- _EXERCISE DIRECTIONS_: Copy, from the data below, each line that has the word "disagree".
[Opening RECORDS SUPPLIED section]
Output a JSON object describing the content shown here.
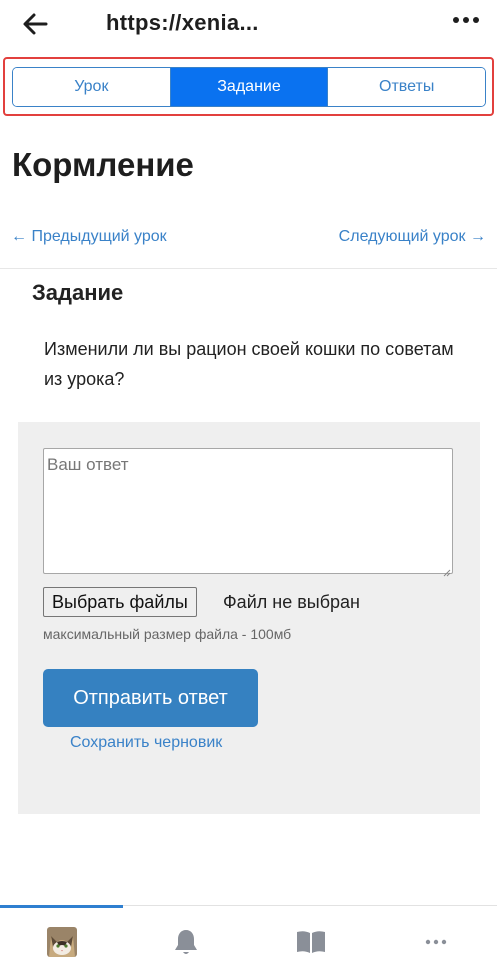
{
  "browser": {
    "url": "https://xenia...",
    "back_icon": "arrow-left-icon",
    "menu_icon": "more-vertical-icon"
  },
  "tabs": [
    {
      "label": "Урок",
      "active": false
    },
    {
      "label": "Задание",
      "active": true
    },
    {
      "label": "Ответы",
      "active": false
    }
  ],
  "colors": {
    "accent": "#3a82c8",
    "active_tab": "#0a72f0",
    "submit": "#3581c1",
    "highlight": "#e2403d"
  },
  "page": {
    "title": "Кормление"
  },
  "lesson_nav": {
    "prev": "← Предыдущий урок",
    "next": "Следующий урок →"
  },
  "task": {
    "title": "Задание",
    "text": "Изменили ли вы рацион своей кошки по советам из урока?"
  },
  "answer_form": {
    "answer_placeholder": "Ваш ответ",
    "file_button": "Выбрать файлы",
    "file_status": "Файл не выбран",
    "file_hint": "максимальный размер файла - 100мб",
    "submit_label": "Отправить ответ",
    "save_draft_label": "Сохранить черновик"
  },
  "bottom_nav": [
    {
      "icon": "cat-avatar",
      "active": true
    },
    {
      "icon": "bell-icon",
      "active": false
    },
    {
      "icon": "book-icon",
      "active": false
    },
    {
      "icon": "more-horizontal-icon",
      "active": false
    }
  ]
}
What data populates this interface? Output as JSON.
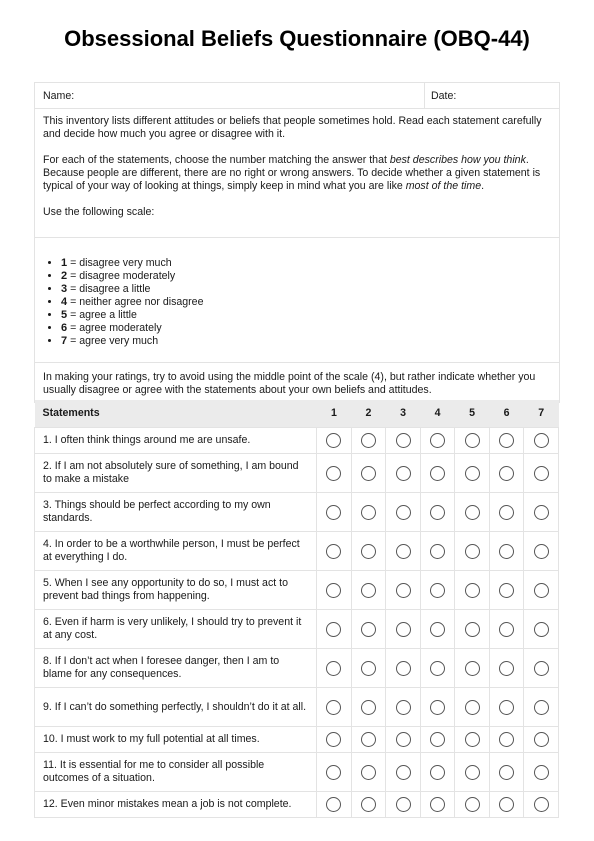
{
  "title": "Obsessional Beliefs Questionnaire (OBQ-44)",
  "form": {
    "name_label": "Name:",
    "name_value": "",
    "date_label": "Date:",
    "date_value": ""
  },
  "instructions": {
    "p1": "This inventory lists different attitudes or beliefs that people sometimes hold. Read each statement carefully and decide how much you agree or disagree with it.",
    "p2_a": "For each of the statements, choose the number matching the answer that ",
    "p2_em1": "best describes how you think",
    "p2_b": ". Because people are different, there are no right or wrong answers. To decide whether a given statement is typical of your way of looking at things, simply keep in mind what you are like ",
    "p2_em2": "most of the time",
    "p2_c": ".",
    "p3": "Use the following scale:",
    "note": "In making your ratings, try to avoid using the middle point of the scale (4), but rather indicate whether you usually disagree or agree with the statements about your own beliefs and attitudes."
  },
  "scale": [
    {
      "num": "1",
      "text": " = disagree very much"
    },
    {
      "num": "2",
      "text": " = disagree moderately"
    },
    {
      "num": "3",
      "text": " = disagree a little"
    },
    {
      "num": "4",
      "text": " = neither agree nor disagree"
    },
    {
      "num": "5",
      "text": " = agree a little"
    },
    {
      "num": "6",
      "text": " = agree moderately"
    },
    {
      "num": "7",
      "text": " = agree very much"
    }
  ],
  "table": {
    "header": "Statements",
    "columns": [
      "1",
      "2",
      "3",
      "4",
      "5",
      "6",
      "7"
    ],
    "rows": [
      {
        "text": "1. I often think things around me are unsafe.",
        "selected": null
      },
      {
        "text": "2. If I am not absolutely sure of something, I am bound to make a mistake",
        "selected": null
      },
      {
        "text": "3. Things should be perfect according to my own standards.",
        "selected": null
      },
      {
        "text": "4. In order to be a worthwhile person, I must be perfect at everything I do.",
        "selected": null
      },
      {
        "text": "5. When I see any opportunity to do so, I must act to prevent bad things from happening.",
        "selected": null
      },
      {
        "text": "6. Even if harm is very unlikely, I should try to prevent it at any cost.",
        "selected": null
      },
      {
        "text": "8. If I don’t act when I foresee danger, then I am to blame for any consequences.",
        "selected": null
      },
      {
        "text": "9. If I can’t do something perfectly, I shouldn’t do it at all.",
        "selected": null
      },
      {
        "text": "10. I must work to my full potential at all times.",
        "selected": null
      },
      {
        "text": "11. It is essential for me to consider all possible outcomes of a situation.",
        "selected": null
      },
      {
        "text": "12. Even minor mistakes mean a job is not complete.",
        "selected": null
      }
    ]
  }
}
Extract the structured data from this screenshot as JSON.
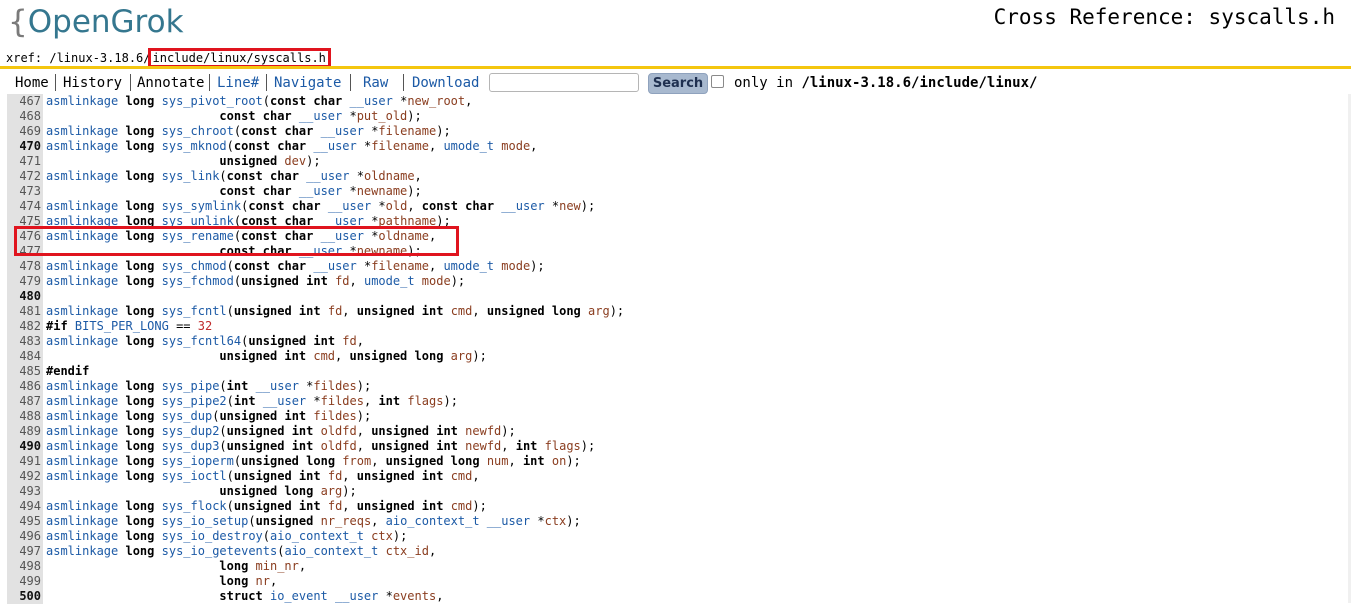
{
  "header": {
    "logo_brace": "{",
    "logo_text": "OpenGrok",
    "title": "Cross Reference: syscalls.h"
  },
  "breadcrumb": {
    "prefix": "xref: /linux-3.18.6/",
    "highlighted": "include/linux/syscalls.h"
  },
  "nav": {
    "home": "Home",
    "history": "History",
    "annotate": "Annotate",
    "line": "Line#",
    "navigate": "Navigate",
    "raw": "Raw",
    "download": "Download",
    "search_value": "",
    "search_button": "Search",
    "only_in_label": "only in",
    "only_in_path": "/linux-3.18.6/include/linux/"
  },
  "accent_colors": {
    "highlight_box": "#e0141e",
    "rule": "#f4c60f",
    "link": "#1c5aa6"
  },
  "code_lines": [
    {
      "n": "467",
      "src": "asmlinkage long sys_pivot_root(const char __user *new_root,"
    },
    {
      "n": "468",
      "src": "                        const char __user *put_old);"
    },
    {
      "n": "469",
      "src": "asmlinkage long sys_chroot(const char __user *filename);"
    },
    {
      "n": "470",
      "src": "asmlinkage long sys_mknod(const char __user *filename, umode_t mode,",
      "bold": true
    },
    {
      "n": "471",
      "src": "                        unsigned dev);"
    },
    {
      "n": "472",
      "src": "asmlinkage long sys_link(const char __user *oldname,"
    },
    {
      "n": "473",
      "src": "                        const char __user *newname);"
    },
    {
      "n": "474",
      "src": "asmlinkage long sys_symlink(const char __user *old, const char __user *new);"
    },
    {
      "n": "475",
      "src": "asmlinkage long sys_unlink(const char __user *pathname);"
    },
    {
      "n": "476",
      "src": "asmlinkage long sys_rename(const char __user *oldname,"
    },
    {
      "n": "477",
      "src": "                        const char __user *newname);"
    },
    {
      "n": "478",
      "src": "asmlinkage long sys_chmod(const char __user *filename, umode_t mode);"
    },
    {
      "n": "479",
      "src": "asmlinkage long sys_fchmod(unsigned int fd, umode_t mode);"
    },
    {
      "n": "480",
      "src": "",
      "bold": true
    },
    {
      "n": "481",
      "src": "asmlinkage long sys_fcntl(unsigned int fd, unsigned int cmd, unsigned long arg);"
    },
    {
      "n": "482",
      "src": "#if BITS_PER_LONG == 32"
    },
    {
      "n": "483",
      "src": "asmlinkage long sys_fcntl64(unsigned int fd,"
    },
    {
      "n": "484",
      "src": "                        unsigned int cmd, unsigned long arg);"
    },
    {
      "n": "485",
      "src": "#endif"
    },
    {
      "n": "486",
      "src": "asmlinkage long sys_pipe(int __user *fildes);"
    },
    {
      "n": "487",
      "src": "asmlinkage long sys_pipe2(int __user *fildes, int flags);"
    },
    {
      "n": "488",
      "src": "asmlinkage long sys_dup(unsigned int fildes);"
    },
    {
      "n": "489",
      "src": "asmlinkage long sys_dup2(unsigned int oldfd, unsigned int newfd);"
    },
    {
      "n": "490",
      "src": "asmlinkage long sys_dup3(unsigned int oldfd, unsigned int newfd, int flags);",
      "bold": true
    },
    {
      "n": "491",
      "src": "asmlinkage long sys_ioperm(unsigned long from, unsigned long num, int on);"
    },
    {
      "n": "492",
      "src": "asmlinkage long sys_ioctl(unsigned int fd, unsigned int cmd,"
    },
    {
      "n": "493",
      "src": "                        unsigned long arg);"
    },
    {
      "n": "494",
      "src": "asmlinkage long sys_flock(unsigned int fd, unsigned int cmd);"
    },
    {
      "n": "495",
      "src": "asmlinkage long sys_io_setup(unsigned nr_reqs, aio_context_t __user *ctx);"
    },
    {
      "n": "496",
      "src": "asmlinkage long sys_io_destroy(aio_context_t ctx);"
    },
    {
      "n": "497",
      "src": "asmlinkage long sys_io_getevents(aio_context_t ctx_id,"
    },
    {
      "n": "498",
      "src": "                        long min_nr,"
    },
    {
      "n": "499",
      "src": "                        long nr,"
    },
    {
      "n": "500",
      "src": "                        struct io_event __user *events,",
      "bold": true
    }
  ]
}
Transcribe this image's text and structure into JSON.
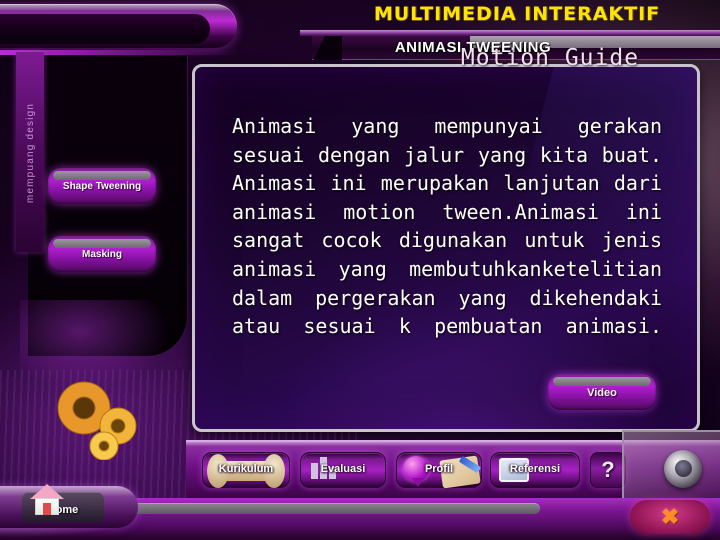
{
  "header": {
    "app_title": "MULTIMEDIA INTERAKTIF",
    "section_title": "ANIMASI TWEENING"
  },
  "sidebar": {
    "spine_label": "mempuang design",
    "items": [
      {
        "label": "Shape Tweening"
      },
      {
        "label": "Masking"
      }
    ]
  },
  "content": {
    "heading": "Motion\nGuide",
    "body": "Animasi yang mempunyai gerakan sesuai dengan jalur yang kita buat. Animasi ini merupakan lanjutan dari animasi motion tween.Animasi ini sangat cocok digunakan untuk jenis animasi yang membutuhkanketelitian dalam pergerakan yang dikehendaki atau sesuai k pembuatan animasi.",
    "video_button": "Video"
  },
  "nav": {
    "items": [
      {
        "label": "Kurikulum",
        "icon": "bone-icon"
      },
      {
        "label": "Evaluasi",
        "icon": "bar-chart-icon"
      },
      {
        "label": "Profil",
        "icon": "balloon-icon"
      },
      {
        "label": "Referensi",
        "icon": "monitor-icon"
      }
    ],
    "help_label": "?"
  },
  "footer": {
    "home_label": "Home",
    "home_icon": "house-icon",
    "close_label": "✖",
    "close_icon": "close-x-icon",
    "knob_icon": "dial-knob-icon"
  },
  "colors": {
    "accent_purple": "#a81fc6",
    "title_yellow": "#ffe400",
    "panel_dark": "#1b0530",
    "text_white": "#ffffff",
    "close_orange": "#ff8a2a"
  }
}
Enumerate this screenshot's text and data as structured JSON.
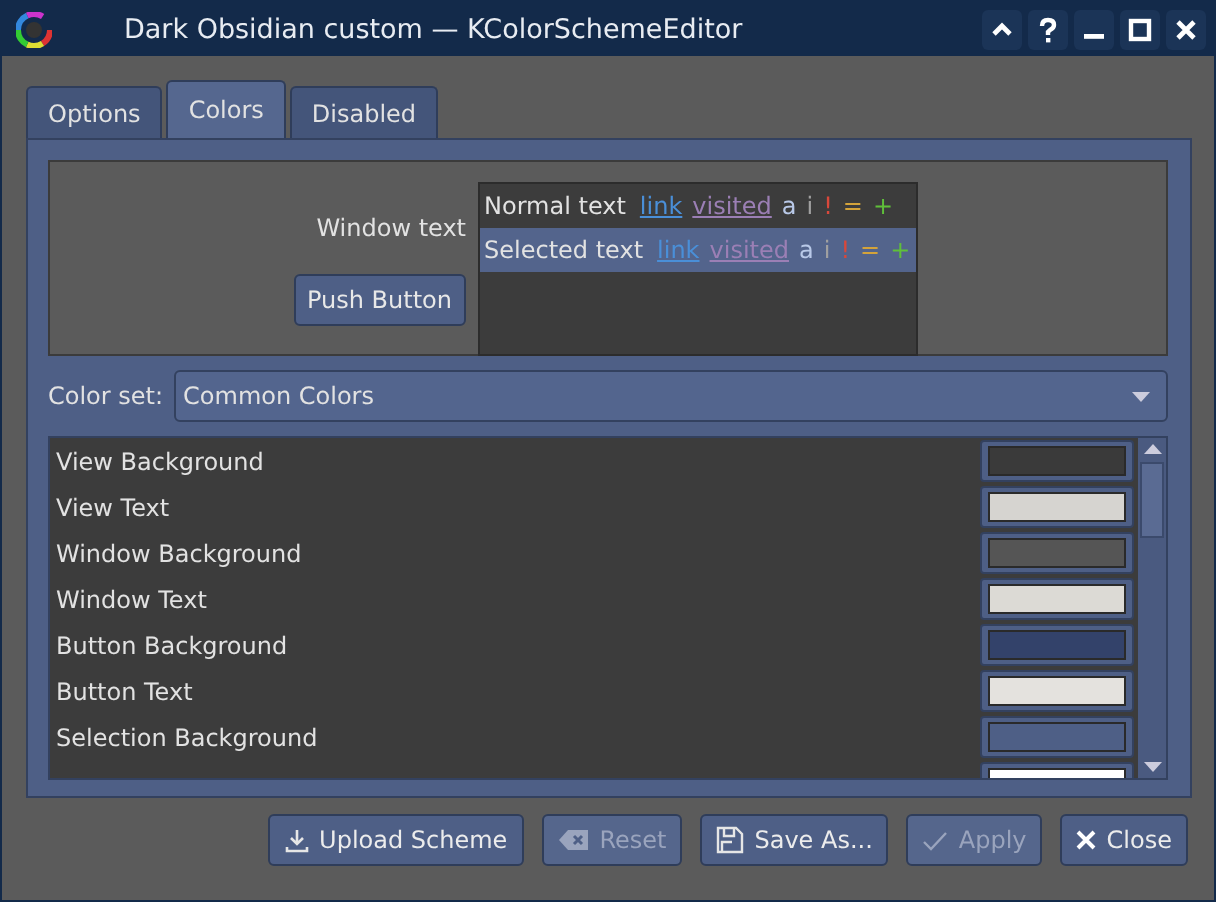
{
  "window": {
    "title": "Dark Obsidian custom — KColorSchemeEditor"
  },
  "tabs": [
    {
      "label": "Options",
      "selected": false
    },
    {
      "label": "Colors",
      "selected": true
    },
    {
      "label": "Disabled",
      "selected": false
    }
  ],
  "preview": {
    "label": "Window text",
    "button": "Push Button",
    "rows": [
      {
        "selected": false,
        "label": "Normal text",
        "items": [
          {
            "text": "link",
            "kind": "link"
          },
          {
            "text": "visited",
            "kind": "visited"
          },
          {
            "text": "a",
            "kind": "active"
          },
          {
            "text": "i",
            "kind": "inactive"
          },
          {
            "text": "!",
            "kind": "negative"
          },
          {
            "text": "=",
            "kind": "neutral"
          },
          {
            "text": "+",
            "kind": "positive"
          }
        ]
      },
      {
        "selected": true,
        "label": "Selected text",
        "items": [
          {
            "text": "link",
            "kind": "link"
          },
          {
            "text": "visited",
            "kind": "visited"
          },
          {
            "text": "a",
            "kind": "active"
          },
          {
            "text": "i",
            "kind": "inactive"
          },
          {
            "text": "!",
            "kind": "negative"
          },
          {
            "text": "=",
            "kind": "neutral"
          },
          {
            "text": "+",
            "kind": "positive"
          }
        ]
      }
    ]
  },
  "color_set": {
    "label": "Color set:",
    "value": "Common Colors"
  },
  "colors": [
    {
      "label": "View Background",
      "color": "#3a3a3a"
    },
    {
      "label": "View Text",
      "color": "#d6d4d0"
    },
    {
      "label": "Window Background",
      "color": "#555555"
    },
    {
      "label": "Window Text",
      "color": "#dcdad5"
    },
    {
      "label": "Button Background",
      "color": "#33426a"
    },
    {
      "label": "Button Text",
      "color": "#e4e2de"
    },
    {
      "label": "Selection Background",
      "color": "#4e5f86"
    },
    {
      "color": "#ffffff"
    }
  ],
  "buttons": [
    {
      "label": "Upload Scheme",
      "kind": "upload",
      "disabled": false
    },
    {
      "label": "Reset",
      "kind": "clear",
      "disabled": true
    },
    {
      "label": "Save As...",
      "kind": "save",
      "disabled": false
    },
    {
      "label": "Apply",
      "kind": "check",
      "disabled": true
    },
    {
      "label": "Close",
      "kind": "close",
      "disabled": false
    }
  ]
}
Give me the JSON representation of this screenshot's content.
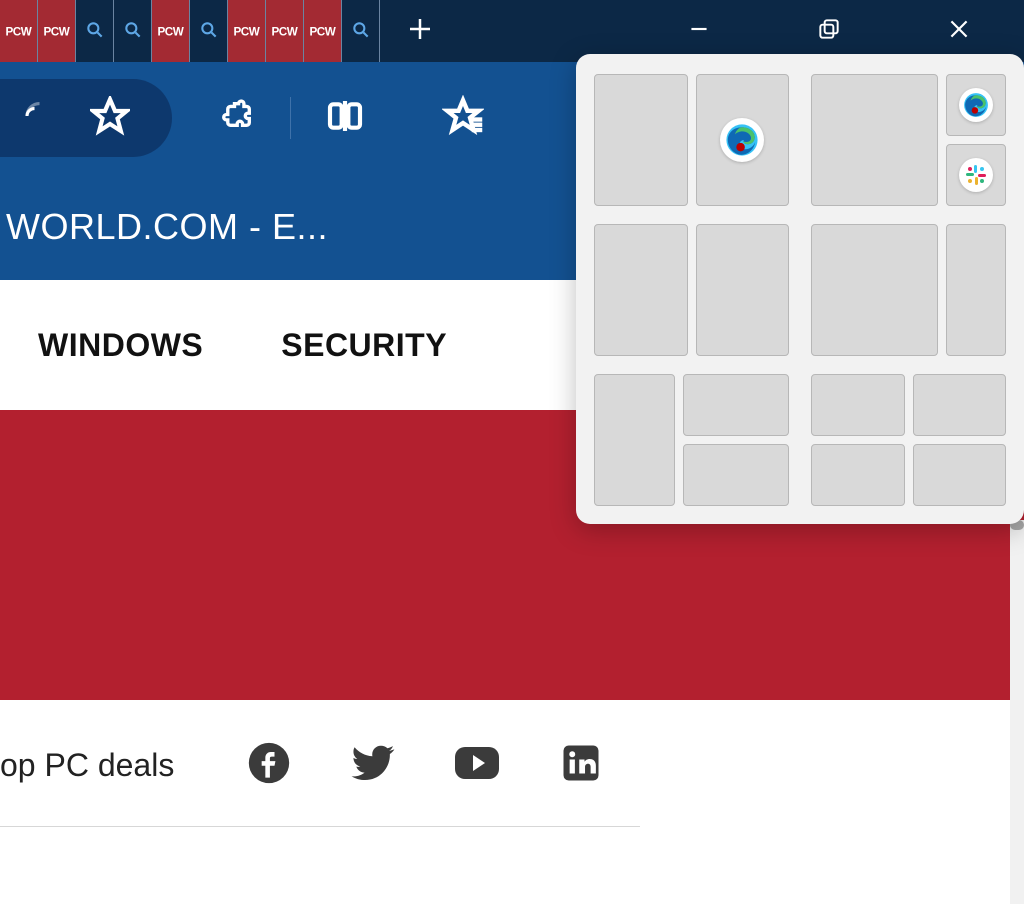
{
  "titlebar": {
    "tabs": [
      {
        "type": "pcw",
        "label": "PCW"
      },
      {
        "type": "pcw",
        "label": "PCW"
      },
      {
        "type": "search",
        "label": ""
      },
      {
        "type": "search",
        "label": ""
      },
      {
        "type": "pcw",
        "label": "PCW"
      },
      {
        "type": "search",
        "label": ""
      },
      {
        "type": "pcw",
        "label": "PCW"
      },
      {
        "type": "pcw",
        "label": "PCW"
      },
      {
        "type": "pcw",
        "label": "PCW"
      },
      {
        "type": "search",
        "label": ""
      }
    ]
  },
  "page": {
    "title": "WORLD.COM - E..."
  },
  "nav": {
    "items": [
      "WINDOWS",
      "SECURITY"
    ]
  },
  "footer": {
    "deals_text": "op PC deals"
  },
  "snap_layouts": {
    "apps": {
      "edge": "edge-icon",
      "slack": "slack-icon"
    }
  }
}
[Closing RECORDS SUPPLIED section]
- _RESULT OF THIS EXERCISE_:
    "p1": "This inventory lists different attitudes or beliefs that people sometimes hold. Read each statement carefully and decide how much you agree or disagree with it.",
    "note": "In making your ratings, try to avoid using the middle point of the scale (4), but rather indicate whether you usually disagree or agree with the statements about your own beliefs and attitudes."
      "text": " = disagree very much"
      "text": " = disagree moderately"
      "text": " = disagree a little"
      "text": " = neither agree nor disagree"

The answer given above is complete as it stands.